ERIC Number: ED224145
Record Type: RIE
Publication Date: 1982-Apr
Reference Count: 0
Toward a Social History of Law and Public Education.
This exploratory essay suggests the contours of a social history of law and public education. The essay departs from two traditional approaches to educational law: the study of landmark cases, and textbooks that delimit legally approved practice. Instead the changing dialectic between statutory and court-decided law is analyzed, stressing how Americans used the legal system in different periods to accomplish different purposes. Then the essay explores how school promoters and educational professionals used legislation to establish and standardize schools, how interest groups employed law to assert normative dominance for their own values, and how people used the courts to challenge established practices or to resolve conflicts. Quantitative pilot studies are used to describe and explain changing patterns of litigation. Finally, an appraisal is made of recent attempts to use legislation and court action to promote social justice for neglected groups. (Author/MLF)
Descriptors: Conflict Resolution, Court Litigation, Educational History, Educational Legislation, Elementary Secondary Education, Public Education, Public Policy, School Law, Social History, State Legislation
Publications, Institute for Research on Educational Finance and Governance, School of Education, CERAS Building, Stanford University, Stanford, CA 94305 ($1.00).
Publication Type: Legal/Legislative/Regulatory Materials; Opinion Papers; Speeches/Meeting Papers
Education Level: N/A
Sponsor: National Inst. of Education (ED), Washington, DC.
Authoring Institution: Stanford Univ., CA. Inst. for Research on Educational Finance and Governance.

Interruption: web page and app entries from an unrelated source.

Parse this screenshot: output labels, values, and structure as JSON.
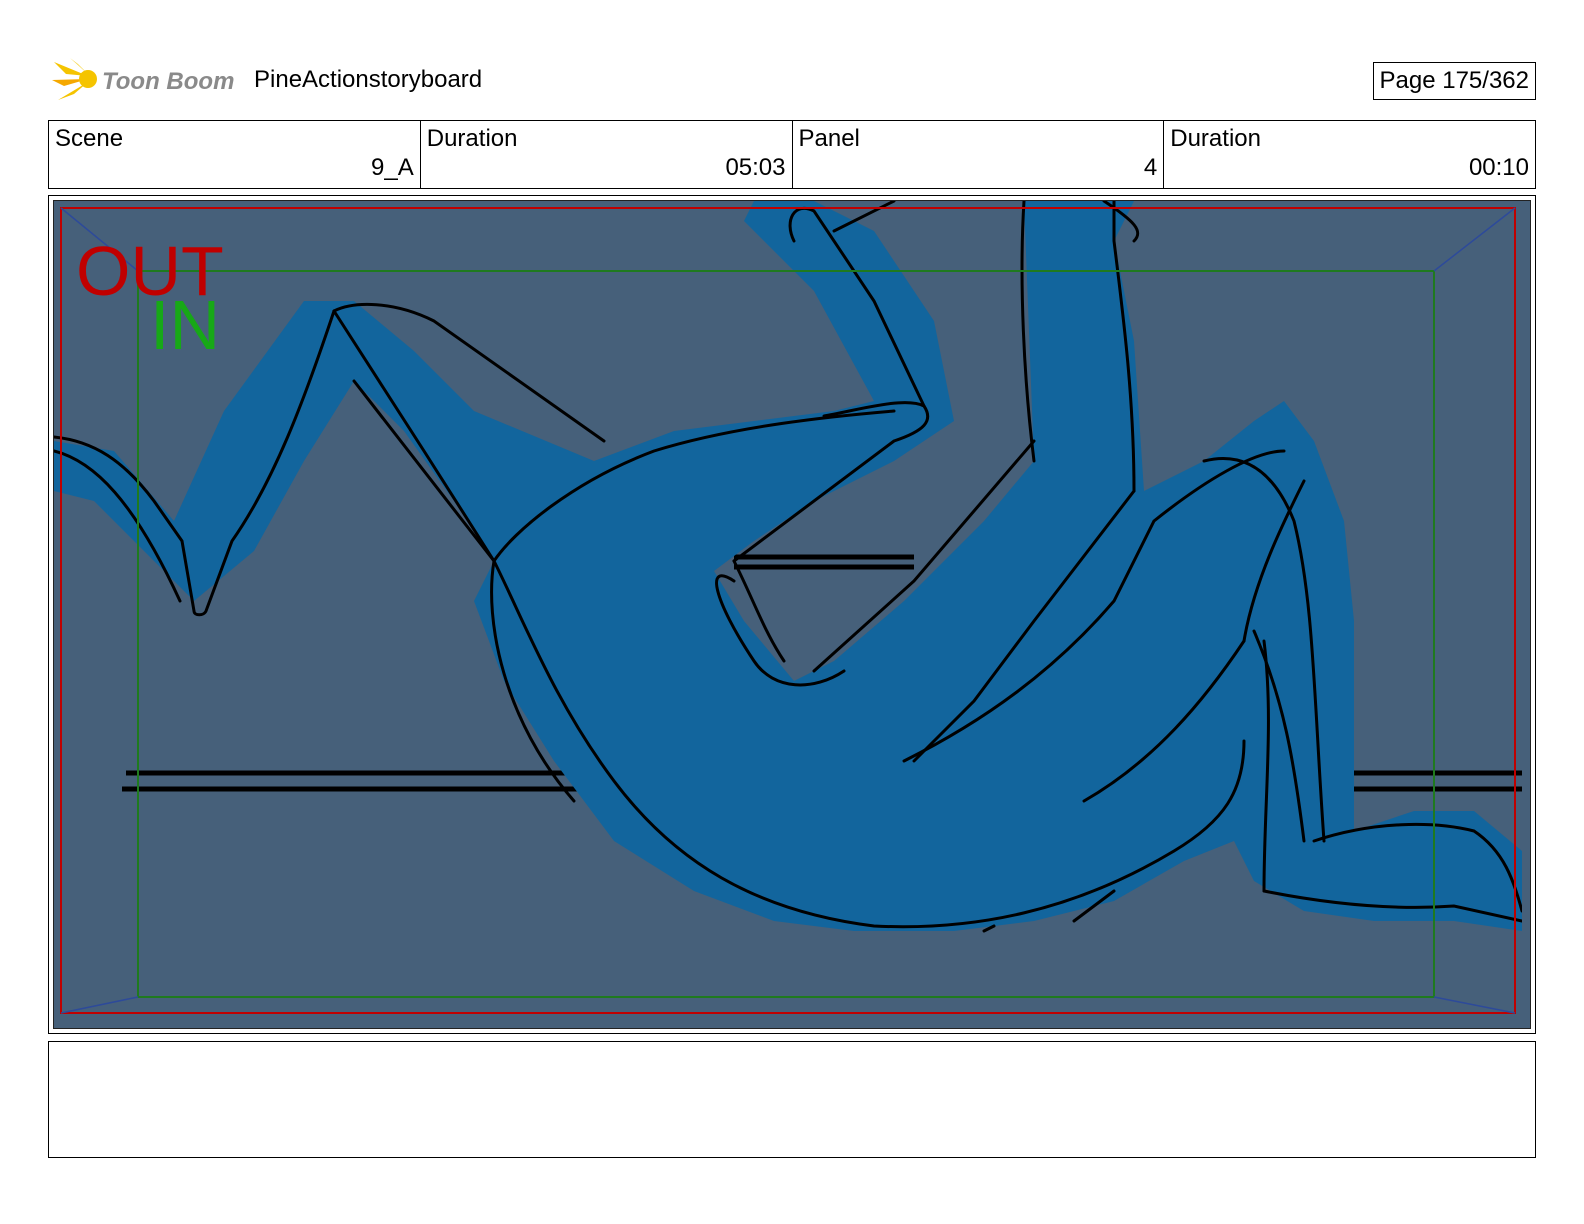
{
  "header": {
    "logo_text": "Toon Boom",
    "project_title": "PineActionstoryboard",
    "page_label": "Page 175/362"
  },
  "info": [
    {
      "label": "Scene",
      "value": "9_A"
    },
    {
      "label": "Duration",
      "value": "05:03"
    },
    {
      "label": "Panel",
      "value": "4"
    },
    {
      "label": "Duration",
      "value": "00:10"
    }
  ],
  "panel": {
    "out_label": "OUT",
    "in_label": "IN",
    "colors": {
      "background": "#46607a",
      "figure": "#12659d",
      "out_frame": "#c00000",
      "in_frame": "#1f7a1f",
      "in_text": "#17a817",
      "out_text": "#c00000"
    }
  },
  "notes": ""
}
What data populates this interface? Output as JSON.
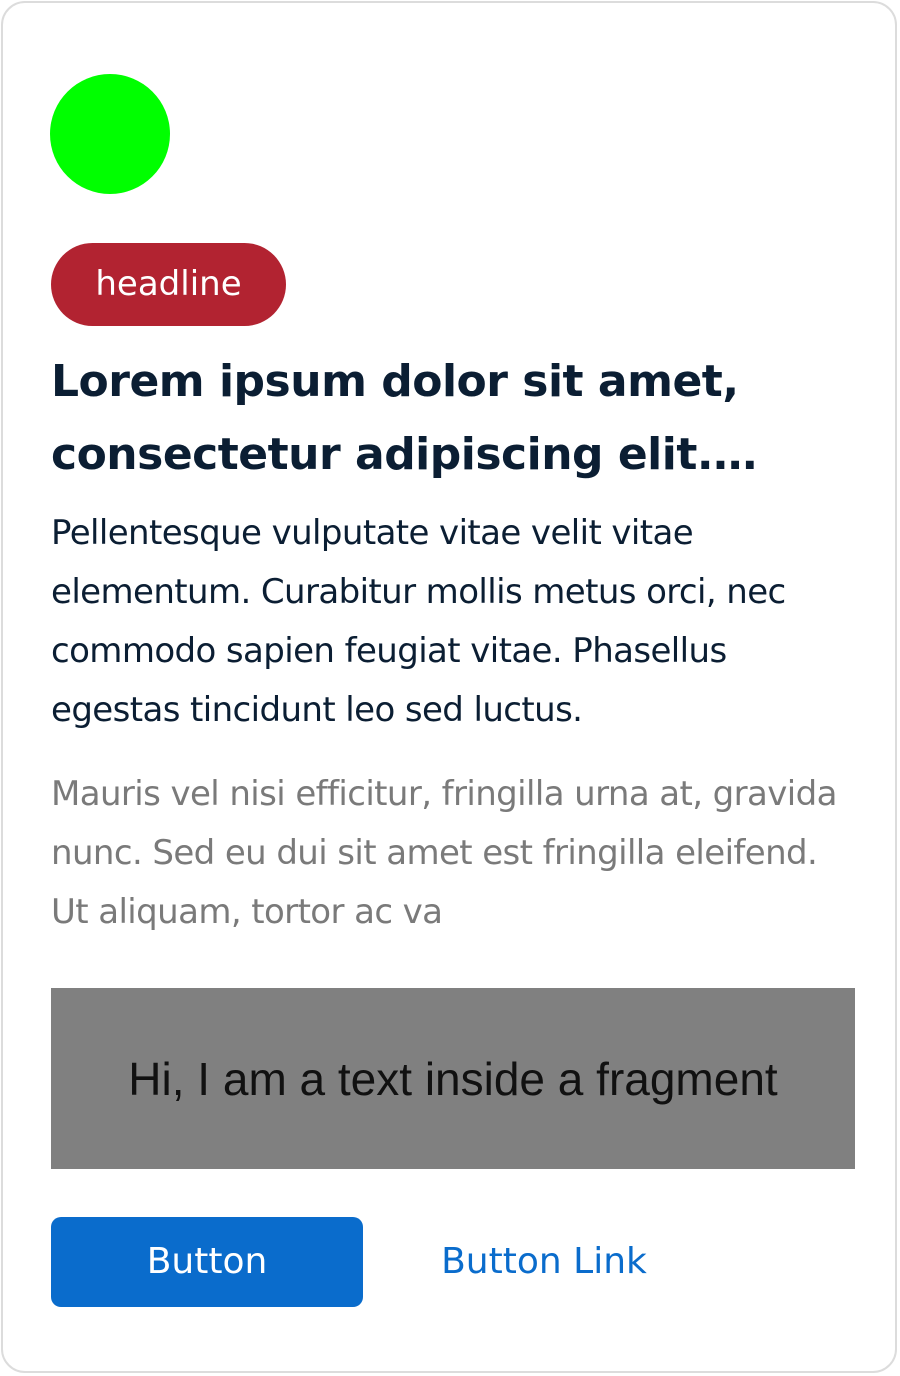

Identifiers: Special Interest Groups
Note: Prepared for the IFG Seminar on Law and Education (July, 1981).